The task
Give the data again exactly as it appears, excluding any pictures.

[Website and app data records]

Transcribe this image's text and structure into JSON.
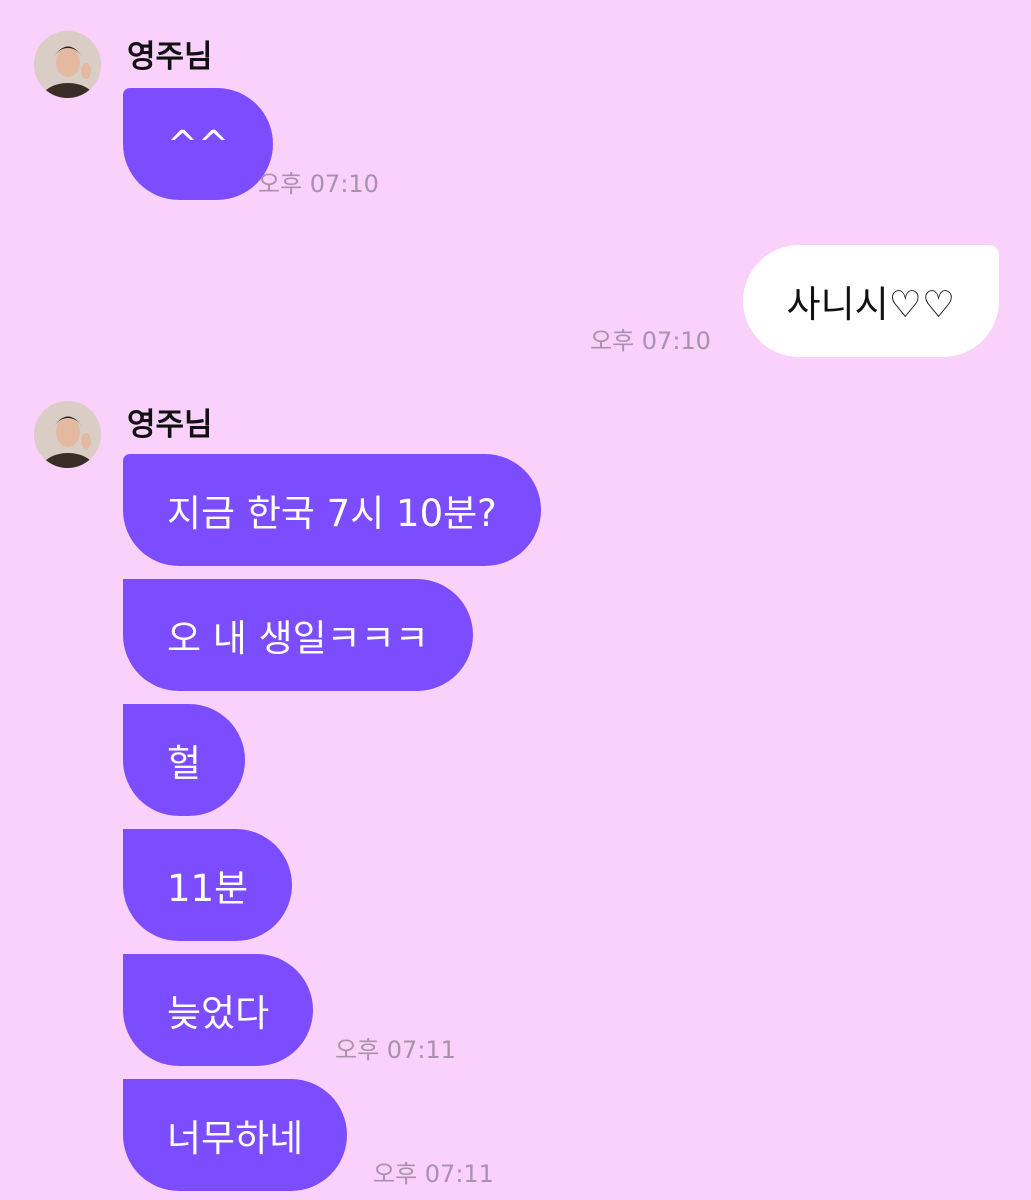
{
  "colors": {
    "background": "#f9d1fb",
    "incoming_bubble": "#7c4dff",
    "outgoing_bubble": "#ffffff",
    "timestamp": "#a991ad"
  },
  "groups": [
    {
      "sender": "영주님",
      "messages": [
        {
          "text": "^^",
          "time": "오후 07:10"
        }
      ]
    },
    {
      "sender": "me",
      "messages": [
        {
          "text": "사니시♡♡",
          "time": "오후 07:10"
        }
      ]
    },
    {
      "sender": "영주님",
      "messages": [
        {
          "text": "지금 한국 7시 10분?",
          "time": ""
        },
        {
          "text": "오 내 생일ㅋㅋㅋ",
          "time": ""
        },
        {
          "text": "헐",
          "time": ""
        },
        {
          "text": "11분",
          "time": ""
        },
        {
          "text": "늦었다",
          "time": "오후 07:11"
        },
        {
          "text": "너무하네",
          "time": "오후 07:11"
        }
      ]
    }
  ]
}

Solved exercise
Transcribe this image's text and structure into JSON.
{
  "colors": {
    "background": "#f9d1fb",
    "incoming_bubble": "#7c4dff",
    "outgoing_bubble": "#ffffff",
    "timestamp": "#a991ad"
  },
  "groups": [
    {
      "sender": "영주님",
      "messages": [
        {
          "text": "^^",
          "time": "오후 07:10"
        }
      ]
    },
    {
      "sender": "me",
      "messages": [
        {
          "text": "사니시♡♡",
          "time": "오후 07:10"
        }
      ]
    },
    {
      "sender": "영주님",
      "messages": [
        {
          "text": "지금 한국 7시 10분?",
          "time": ""
        },
        {
          "text": "오 내 생일ㅋㅋㅋ",
          "time": ""
        },
        {
          "text": "헐",
          "time": ""
        },
        {
          "text": "11분",
          "time": ""
        },
        {
          "text": "늦었다",
          "time": "오후 07:11"
        },
        {
          "text": "너무하네",
          "time": "오후 07:11"
        }
      ]
    }
  ]
}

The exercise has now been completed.